◆ RECORDS SHOWN
▬▬▬▬▬▬▬▬▬▬

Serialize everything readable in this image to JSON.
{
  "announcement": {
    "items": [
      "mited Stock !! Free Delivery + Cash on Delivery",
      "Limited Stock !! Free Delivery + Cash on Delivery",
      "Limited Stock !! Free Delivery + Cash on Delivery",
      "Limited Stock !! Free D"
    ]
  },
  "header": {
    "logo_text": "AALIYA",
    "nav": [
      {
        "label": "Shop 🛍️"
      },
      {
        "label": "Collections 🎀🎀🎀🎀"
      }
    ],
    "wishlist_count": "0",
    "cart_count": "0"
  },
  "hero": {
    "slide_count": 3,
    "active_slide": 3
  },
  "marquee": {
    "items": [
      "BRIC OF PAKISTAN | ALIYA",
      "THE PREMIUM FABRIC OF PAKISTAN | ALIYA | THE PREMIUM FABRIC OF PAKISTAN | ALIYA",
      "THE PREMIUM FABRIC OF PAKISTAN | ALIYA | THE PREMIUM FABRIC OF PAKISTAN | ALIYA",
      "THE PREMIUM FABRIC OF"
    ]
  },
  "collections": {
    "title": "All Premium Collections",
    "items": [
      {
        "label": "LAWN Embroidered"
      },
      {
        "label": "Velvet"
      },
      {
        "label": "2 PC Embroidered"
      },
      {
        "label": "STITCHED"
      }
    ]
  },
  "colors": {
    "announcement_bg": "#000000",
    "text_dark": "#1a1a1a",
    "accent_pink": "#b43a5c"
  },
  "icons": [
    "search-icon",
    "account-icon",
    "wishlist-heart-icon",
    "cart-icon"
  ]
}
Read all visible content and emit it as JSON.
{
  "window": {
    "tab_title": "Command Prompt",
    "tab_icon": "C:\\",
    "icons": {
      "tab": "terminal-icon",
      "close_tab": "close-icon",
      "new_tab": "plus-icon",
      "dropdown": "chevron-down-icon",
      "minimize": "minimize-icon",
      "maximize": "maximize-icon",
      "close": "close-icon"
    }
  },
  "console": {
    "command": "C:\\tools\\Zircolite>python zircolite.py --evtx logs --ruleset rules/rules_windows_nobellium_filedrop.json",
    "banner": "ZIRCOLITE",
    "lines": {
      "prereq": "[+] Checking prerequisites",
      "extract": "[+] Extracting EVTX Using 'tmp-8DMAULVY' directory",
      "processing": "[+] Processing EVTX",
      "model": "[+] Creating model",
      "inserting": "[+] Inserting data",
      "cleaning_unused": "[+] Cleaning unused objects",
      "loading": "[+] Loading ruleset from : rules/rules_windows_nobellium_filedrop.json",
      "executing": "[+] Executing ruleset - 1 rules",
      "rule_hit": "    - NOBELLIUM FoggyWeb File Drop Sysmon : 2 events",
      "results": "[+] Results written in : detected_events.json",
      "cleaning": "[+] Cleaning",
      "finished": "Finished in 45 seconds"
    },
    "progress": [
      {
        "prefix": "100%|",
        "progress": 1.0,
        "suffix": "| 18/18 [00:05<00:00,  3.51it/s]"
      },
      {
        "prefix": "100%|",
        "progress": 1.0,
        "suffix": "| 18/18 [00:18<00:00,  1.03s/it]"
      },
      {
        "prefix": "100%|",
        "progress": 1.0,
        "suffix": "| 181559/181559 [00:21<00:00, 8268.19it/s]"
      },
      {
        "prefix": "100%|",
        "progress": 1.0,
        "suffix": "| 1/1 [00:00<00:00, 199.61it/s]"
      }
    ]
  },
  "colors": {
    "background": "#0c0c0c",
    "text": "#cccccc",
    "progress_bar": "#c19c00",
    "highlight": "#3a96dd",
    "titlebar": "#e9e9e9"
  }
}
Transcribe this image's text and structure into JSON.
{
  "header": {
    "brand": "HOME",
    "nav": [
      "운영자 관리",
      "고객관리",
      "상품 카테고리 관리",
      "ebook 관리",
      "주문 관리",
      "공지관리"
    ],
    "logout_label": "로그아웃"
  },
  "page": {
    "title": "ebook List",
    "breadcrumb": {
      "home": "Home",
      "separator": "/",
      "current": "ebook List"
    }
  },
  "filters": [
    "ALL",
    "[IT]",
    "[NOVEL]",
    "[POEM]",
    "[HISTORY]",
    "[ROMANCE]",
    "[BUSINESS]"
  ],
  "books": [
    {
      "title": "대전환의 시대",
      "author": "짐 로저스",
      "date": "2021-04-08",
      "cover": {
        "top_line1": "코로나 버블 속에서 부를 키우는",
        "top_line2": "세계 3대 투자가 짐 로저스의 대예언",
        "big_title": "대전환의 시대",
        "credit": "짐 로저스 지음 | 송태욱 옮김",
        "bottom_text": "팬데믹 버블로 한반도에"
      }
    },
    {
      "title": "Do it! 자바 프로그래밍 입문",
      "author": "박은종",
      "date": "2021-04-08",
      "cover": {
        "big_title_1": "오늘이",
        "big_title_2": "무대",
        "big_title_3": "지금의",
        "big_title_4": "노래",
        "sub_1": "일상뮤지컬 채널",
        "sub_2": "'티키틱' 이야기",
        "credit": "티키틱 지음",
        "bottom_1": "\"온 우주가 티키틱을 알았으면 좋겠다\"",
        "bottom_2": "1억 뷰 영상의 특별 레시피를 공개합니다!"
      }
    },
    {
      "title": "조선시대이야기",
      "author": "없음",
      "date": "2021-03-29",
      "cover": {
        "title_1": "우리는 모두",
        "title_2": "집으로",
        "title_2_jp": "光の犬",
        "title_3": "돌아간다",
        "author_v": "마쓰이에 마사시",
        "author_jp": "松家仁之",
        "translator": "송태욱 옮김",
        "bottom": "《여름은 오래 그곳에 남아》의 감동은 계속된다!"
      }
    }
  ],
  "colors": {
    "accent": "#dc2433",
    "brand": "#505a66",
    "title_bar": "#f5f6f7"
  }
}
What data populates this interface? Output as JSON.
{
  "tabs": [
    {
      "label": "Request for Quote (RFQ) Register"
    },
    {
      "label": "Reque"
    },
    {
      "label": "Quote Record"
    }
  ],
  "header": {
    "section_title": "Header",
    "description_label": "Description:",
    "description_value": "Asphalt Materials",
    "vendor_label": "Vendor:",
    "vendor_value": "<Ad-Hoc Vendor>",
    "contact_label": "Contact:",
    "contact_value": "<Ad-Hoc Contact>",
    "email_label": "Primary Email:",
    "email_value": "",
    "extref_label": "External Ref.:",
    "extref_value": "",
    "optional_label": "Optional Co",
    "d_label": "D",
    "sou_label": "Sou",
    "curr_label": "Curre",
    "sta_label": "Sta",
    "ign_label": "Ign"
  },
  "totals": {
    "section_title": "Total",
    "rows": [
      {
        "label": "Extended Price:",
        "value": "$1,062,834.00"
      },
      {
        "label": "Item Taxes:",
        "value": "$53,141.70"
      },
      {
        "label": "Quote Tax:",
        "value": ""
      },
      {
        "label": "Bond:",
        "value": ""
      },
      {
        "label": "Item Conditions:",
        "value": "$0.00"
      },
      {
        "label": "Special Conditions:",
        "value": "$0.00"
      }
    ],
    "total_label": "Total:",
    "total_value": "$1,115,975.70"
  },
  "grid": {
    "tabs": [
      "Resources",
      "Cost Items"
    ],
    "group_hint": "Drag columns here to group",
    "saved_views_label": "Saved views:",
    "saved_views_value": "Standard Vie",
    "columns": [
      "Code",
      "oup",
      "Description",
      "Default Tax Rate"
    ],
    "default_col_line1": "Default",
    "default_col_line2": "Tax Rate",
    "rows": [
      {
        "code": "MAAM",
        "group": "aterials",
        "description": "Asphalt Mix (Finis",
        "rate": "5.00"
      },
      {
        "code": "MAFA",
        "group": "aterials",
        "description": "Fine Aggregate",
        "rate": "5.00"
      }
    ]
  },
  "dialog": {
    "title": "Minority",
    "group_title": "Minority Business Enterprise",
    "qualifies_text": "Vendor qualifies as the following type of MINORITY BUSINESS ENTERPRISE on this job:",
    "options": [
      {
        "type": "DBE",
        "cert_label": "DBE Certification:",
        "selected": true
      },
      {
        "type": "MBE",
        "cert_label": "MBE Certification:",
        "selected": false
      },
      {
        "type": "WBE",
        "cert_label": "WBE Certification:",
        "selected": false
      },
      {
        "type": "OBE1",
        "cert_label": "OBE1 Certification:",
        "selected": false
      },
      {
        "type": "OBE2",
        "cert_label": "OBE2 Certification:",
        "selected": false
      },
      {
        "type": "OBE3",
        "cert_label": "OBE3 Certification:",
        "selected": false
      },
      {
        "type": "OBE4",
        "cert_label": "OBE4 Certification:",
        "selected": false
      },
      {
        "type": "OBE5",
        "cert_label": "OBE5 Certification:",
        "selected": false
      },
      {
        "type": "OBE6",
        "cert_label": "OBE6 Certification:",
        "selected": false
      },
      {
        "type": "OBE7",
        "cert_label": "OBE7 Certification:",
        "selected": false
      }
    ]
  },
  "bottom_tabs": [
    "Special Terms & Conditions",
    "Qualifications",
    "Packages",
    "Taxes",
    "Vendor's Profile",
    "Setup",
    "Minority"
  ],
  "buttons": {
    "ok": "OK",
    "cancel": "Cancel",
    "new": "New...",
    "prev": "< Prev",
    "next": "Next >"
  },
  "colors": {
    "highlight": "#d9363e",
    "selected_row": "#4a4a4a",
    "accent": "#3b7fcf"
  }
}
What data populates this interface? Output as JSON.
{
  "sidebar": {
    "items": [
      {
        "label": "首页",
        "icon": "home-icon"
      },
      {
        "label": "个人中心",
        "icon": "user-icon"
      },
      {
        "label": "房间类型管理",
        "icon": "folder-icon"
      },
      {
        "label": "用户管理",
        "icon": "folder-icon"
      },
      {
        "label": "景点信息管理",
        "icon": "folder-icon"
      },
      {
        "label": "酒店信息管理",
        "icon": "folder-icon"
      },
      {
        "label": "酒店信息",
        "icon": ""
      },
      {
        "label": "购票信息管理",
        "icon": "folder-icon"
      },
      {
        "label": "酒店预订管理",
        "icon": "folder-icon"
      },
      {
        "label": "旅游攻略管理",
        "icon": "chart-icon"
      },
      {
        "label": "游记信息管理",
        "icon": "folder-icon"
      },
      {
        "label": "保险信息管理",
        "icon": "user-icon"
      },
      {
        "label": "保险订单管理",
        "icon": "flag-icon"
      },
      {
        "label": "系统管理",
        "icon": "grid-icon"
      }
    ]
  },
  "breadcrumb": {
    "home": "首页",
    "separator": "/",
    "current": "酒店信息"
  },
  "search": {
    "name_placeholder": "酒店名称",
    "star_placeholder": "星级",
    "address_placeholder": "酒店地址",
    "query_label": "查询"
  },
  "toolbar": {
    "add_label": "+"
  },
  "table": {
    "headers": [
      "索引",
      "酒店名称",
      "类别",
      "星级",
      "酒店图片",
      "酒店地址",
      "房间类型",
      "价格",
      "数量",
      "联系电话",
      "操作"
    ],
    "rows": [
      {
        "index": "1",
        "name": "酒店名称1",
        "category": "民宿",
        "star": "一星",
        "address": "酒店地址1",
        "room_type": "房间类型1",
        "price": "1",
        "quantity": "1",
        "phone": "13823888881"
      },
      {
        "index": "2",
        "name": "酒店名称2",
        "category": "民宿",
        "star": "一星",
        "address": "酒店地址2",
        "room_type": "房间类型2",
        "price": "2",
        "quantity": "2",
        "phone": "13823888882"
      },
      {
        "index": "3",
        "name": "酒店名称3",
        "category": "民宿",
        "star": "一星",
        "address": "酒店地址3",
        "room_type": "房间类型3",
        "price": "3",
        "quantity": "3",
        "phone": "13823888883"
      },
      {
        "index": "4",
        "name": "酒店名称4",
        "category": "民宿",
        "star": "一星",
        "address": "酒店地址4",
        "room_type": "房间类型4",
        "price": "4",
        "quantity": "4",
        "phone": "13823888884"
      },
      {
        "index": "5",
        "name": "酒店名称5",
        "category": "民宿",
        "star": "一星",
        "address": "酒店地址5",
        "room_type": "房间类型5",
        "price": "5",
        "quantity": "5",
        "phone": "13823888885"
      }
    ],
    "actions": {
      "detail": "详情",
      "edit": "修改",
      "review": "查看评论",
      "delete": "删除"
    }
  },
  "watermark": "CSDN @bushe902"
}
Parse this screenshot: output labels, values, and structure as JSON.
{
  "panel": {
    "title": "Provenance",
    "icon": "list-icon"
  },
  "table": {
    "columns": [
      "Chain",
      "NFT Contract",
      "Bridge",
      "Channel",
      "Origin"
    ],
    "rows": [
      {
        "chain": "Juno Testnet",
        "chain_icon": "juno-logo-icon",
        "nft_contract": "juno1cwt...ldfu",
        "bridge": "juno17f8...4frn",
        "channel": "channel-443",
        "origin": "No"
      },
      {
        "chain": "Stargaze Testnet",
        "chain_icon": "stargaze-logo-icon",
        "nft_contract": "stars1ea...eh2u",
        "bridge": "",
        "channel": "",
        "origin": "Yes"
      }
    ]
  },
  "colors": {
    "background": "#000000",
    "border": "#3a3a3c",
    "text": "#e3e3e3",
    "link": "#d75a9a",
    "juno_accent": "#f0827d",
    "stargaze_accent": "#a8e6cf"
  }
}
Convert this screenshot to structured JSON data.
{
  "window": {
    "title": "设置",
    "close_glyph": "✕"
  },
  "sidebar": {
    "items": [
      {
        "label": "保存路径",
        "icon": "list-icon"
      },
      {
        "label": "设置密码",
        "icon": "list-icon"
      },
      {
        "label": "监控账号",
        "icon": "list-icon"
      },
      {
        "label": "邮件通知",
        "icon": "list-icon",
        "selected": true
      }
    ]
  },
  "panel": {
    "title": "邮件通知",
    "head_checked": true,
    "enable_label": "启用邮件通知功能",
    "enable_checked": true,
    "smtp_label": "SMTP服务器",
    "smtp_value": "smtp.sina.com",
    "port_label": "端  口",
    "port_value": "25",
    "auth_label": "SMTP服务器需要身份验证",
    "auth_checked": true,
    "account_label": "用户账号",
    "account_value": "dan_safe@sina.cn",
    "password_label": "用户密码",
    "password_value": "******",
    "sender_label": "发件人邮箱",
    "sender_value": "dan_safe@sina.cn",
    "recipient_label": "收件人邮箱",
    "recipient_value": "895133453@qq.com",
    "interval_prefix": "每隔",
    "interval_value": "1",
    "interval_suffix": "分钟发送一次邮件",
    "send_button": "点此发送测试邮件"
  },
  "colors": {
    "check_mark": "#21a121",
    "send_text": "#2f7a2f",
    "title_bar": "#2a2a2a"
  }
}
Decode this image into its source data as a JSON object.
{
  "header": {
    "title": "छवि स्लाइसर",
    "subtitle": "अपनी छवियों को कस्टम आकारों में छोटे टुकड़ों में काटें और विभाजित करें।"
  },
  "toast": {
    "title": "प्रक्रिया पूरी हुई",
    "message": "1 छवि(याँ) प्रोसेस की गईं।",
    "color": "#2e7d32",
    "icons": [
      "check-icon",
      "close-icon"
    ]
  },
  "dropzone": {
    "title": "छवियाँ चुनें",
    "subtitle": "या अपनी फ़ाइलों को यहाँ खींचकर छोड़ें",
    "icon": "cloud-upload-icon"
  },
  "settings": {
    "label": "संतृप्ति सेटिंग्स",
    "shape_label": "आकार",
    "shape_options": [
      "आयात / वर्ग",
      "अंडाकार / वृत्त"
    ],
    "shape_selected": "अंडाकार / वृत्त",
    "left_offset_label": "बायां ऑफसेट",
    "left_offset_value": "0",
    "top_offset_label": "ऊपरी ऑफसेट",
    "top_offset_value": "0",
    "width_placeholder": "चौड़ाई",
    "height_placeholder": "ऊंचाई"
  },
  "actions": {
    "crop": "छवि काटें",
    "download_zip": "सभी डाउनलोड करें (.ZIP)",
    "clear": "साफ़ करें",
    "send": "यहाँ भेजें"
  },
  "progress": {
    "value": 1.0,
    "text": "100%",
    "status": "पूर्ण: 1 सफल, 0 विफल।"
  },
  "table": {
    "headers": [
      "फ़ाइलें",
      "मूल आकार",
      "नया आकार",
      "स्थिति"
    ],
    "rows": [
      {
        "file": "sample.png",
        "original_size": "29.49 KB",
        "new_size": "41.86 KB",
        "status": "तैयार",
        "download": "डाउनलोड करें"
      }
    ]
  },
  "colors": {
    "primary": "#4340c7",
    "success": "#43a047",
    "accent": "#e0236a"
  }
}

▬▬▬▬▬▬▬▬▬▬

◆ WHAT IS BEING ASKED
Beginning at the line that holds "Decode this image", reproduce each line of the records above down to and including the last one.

◆ TASK ANSWER
Decode this image into its source data as a JSON object.
{
  "header": {
    "title": "छवि स्लाइसर",
    "subtitle": "अपनी छवियों को कस्टम आकारों में छोटे टुकड़ों में काटें और विभाजित करें।"
  },
  "toast": {
    "title": "प्रक्रिया पूरी हुई",
    "message": "1 छवि(याँ) प्रोसेस की गईं।",
    "color": "#2e7d32",
    "icons": [
      "check-icon",
      "close-icon"
    ]
  },
  "dropzone": {
    "title": "छवियाँ चुनें",
    "subtitle": "या अपनी फ़ाइलों को यहाँ खींचकर छोड़ें",
    "icon": "cloud-upload-icon"
  },
  "settings": {
    "label": "संतृप्ति सेटिंग्स",
    "shape_label": "आकार",
    "shape_options": [
      "आयात / वर्ग",
      "अंडाकार / वृत्त"
    ],
    "shape_selected": "अंडाकार / वृत्त",
    "left_offset_label": "बायां ऑफसेट",
    "left_offset_value": "0",
    "top_offset_label": "ऊपरी ऑफसेट",
    "top_offset_value": "0",
    "width_placeholder": "चौड़ाई",
    "height_placeholder": "ऊंचाई"
  },
  "actions": {
    "crop": "छवि काटें",
    "download_zip": "सभी डाउनलोड करें (.ZIP)",
    "clear": "साफ़ करें",
    "send": "यहाँ भेजें"
  },
  "progress": {
    "value": 1.0,
    "text": "100%",
    "status": "पूर्ण: 1 सफल, 0 विफल।"
  },
  "table": {
    "headers": [
      "फ़ाइलें",
      "मूल आकार",
      "नया आकार",
      "स्थिति"
    ],
    "rows": [
      {
        "file": "sample.png",
        "original_size": "29.49 KB",
        "new_size": "41.86 KB",
        "status": "तैयार",
        "download": "डाउनलोड करें"
      }
    ]
  },
  "colors": {
    "primary": "#4340c7",
    "success": "#43a047",
    "accent": "#e0236a"
  }
}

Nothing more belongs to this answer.